Suppose $f(x)$ is a non-decreasing sub-additive convex function

In order words,

$f(x+y)\leq f(x)+f(y)$ for all $x,y$

and $f(x)\leq f(y)$ if $x\leq y$

Let $x_1,x_2\ldots x_i$ are $i$ positive integers such that their sum is $n$.

What will be the minimum and maximum value of $f(x_1)+f(x_2)+f(x_3)+\ldots+f(x_i)$ regardless of values of $x_1,x_2\ldots x_i$?

An ideal solution which I am looking for would of the form devoid of $x_j$ and just in terms of $n,f$ and $i$

• If $n \leq t < (n+1)$ then $\frac {f(t)} t \leq \frac {f(n+1)} n \leq \frac {(n+1)f(1)} n$ so $M \equiv \sup \frac {f(t)} t <\infty$. Now $f(x_1)+f(x_2)+...+f(x_i) \leq M(x_1+x_2+...+x_i)=nM$. This takes care of the maximum. I am yet to work on the minimum. – Kavi Rama Murthy Mar 5 '18 at 6:41
• Dear Sir, Can you please explain, how did you deduce that $\frac{f(t)}{t}\leq \frac{f(n+1)}{n}$ Since $f(t)$ is sub-additive, is it safe to say that $M\leq1$? As sub-additive functions always have the property that $f(t)\leq t$ – Vk1 Mar 6 '18 at 4:39
• Just note that $f(t) \leq f(n+1)$ and $t \geq n$, so $\frac {f(t)} t \leq \frac {f(n+1)} n$. If your function is also continuous at 0 then we can show that $f(x)=ax+b$ for some constants a and b and the answer to the question becomes trivial. However there are other convex sub-additive functions on $(0,\infty)$ an example being $f(x)=x+\frac 1 x$. For such functions I cannot think of better bounds. – Kavi Rama Murthy Mar 6 '18 at 4:58
• Thank you Sir... One last question. Is it true that if $f(x)$ (defined for $x>0$) is a convex, non-decreasing and sub-additive function, then $\sup f(t)/t$ is $O(1)$ aka some constant?
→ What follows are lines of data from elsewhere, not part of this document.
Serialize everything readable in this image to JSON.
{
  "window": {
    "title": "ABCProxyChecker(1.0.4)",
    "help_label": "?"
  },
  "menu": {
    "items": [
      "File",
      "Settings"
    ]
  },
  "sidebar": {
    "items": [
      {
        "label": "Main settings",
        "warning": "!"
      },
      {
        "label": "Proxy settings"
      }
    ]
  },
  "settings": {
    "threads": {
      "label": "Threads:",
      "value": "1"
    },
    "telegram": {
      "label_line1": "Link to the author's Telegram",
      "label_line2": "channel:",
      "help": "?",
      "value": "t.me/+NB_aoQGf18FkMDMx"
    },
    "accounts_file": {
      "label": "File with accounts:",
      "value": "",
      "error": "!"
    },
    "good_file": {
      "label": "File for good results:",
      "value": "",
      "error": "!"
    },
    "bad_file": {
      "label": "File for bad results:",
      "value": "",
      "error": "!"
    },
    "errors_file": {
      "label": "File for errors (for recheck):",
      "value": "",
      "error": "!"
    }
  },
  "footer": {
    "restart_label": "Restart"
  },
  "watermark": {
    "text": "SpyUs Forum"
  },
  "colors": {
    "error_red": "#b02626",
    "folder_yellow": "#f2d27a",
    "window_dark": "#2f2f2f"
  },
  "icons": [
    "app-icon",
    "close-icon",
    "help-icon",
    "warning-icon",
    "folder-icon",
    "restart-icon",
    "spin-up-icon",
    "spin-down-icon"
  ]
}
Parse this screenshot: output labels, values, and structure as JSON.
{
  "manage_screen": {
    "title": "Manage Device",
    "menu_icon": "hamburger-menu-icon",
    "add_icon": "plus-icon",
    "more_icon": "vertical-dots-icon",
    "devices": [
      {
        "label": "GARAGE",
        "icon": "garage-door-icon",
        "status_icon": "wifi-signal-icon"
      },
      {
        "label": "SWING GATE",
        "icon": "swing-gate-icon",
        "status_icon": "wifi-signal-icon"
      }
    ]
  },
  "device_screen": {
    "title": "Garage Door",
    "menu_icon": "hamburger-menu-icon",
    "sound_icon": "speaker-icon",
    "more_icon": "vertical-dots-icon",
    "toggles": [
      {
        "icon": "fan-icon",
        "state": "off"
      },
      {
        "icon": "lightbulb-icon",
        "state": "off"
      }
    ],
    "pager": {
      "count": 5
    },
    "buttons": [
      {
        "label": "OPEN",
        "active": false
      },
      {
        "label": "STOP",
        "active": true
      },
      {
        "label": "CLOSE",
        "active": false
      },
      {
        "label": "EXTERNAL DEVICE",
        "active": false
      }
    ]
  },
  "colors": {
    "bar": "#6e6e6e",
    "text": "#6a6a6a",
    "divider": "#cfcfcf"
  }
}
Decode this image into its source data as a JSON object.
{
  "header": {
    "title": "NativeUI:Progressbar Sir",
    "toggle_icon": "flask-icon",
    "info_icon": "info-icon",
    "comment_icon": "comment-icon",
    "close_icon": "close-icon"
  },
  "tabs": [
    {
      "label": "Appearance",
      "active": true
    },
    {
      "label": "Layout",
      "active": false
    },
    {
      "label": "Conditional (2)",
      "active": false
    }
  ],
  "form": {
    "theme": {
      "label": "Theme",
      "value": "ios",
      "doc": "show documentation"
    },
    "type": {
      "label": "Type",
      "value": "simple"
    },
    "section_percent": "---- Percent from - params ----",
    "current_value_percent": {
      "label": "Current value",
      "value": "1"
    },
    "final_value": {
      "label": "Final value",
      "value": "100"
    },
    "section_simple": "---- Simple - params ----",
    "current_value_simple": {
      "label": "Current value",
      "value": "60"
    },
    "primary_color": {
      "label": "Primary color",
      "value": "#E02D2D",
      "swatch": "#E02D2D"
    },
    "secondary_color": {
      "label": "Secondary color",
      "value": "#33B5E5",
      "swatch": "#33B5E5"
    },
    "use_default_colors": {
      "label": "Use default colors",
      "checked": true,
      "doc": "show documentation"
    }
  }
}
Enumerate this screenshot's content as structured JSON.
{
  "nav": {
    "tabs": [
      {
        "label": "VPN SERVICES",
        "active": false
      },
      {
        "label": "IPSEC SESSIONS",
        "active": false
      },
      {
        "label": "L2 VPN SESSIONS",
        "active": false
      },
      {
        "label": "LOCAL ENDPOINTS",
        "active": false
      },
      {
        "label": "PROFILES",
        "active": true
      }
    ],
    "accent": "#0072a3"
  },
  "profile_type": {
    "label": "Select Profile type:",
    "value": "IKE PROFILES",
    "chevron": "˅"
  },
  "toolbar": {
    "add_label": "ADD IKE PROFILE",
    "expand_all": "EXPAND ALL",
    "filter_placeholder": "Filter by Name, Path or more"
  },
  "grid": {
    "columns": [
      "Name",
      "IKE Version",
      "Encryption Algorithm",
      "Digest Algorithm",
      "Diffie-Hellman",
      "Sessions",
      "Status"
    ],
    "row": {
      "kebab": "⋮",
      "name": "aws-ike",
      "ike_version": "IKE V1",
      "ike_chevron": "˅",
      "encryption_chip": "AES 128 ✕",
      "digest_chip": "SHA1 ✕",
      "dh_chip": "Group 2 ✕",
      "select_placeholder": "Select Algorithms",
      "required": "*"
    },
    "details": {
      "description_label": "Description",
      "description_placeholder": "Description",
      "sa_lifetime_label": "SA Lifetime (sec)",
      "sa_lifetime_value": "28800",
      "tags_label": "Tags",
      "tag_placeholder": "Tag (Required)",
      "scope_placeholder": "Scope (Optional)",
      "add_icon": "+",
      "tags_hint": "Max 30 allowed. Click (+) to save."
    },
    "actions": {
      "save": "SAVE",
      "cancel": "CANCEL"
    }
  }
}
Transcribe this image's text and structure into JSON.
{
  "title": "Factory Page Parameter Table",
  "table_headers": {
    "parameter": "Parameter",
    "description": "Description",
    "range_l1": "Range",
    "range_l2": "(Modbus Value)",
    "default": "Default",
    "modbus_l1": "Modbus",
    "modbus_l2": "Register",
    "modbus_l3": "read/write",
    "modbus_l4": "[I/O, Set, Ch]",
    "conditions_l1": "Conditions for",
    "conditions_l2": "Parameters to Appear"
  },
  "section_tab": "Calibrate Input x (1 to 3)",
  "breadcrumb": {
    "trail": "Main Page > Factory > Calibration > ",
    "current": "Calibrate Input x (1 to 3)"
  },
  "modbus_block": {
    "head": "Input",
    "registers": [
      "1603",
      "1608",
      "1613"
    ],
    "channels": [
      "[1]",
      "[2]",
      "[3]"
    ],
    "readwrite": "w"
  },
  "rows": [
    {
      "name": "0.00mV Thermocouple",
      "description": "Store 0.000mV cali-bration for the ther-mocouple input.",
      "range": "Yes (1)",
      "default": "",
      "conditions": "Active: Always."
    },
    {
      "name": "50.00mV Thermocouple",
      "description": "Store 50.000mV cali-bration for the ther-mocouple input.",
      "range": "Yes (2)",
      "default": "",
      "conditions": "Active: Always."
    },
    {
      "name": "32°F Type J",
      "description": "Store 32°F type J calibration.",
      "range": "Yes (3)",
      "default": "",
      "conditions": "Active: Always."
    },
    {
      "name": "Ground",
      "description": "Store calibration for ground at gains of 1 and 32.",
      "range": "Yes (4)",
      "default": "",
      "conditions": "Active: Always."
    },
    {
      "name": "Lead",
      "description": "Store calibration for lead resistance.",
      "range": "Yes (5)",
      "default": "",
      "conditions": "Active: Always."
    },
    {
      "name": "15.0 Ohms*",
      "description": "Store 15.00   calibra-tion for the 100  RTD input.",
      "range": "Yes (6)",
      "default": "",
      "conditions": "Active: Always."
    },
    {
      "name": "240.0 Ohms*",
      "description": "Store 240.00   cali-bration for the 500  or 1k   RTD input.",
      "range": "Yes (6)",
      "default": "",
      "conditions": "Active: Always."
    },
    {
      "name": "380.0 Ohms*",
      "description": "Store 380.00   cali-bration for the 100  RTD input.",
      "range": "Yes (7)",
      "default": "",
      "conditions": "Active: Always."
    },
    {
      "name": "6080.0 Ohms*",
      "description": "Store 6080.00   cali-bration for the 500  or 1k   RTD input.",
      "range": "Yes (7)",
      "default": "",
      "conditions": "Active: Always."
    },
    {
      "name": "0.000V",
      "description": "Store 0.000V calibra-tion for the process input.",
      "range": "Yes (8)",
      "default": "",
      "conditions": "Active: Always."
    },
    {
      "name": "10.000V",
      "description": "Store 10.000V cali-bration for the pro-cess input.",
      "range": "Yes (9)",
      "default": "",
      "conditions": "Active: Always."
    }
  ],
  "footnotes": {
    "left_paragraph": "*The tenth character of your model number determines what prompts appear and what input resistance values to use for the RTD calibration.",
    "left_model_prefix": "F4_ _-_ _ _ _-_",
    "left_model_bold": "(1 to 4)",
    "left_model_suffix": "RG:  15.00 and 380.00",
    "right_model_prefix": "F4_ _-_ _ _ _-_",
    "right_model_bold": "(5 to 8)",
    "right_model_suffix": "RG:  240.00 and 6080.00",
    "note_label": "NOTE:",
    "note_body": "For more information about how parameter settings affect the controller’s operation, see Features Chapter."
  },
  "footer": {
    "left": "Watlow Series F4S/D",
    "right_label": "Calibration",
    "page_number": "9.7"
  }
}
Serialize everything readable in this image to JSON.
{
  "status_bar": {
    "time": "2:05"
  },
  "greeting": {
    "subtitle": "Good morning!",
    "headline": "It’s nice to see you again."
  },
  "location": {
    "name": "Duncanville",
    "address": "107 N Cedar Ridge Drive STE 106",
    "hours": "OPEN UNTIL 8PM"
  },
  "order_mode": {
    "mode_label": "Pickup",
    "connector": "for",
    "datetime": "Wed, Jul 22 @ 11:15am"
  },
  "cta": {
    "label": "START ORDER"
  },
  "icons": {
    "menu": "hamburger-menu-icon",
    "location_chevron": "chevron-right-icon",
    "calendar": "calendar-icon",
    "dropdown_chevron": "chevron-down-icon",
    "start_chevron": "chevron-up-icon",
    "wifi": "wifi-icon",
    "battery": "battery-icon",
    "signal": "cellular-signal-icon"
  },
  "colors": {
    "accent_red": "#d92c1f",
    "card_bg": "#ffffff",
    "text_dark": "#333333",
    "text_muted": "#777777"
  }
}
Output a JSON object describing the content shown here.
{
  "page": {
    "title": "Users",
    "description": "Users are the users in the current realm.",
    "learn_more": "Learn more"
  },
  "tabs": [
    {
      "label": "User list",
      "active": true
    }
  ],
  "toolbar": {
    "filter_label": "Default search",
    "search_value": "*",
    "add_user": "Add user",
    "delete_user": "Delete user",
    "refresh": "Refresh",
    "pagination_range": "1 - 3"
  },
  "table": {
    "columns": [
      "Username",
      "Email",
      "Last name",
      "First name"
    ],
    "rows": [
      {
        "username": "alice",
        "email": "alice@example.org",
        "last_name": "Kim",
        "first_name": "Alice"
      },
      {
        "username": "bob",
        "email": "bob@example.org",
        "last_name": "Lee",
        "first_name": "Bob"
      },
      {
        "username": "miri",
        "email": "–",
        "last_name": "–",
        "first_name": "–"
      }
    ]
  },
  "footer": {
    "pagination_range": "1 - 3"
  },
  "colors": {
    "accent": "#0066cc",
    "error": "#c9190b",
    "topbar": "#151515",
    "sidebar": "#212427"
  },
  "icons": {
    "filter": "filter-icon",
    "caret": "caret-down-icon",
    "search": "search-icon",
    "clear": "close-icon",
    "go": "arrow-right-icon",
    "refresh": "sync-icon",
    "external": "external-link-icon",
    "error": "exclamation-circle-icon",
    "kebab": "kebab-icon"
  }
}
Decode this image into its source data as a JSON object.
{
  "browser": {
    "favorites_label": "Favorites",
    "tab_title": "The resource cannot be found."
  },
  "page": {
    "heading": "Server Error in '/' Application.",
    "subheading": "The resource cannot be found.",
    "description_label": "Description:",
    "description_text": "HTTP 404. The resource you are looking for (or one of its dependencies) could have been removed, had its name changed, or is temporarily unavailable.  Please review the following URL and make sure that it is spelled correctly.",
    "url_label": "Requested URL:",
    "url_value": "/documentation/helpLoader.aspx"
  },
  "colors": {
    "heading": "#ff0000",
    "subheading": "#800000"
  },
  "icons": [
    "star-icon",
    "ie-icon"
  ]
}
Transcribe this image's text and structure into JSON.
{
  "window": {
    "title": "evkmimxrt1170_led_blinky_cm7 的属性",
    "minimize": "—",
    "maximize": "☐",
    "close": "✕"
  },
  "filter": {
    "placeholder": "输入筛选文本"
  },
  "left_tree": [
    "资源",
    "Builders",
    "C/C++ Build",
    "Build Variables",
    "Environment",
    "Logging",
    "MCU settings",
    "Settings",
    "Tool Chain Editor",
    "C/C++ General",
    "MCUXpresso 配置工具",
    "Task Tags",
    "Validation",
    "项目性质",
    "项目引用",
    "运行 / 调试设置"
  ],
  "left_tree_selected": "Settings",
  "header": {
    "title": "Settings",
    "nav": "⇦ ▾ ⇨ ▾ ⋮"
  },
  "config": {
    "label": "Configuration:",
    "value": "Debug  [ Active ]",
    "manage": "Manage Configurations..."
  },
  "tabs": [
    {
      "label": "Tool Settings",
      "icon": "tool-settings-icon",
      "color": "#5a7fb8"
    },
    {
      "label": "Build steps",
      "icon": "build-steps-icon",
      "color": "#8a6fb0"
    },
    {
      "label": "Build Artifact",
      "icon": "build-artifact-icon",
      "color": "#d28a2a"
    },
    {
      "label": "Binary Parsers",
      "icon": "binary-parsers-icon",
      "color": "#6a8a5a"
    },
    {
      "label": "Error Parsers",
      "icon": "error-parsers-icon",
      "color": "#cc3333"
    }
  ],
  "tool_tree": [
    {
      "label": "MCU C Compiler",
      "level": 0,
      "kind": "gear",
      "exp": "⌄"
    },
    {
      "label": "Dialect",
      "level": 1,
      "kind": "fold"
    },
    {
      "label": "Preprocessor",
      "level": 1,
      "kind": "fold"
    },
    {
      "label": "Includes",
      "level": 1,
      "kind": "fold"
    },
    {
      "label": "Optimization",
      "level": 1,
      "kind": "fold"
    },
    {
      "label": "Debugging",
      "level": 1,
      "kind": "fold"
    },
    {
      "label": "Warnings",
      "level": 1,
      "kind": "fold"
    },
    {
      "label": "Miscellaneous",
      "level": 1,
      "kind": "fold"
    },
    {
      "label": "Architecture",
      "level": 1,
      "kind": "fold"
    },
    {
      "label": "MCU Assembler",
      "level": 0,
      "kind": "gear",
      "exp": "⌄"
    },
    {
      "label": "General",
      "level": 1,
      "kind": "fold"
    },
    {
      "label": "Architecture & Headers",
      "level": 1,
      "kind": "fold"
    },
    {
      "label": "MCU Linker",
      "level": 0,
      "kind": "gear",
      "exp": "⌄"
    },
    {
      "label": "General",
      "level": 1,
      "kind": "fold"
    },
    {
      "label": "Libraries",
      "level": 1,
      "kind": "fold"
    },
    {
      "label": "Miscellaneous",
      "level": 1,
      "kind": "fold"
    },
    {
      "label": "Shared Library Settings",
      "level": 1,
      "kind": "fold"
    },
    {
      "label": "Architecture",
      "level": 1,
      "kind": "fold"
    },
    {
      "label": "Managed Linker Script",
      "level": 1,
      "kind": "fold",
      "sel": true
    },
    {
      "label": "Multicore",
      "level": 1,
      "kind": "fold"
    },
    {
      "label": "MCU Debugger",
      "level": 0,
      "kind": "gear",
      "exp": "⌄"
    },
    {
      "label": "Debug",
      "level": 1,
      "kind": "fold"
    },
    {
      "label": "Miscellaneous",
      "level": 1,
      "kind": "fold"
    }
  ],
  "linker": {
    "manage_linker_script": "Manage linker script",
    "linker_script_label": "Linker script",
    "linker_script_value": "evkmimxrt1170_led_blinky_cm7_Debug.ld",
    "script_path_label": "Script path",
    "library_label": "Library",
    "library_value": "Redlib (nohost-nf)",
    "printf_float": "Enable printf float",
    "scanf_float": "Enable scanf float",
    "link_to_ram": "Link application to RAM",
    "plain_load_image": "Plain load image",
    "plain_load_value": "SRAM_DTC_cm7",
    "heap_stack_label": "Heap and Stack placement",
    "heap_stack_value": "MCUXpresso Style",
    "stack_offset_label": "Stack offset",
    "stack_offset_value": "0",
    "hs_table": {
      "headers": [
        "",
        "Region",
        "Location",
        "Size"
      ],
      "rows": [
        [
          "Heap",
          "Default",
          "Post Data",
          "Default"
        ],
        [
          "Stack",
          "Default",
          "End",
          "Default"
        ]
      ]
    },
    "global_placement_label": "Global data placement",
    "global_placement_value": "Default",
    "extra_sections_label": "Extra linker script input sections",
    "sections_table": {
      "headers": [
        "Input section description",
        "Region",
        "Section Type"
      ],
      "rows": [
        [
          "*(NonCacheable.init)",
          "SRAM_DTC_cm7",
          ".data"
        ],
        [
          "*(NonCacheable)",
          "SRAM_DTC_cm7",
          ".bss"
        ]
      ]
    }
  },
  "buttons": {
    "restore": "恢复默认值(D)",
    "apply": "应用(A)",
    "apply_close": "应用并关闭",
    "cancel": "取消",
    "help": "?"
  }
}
OR can u show a counter example which does not have a constant as the sup – Vk1 Mar 6 '18 at 6:22
• If you are asking if $\frac {f(t)} t$ is bounded as $t \to \infty$ the answer is yes, but the bound of course depends on the function f. – Kavi Rama Murthy Mar 7 '18 at 5:50

If f is convex and sub-additive then $g(t)=\frac {f(t)} t$ is a decreasing function : let $0<a<b$. Then $f(b) \leq (\frac a b)f(a)+(1-\frac a b) f(a+b)$ by convexity because $b=(\frac a b)a+(1-\frac a b) (a+b)$. By sub-additivity we get $f(b) \leq (\frac a b)f(a)+(1-\frac a b) \{f(a)+f(b)\}$ which gives $\frac {f(b)} b \leq \frac {f(a)} a$. Hence $m=\equiv inf_{ t \in [1,n]} \frac {f(t)} t =\frac {f(n)} n >0$ (assuming that $f(n) >0$). Hence $f(x_1)+f(x_2)+...+f(x_i) \geq mn$. See my earlier comment for an upper bound.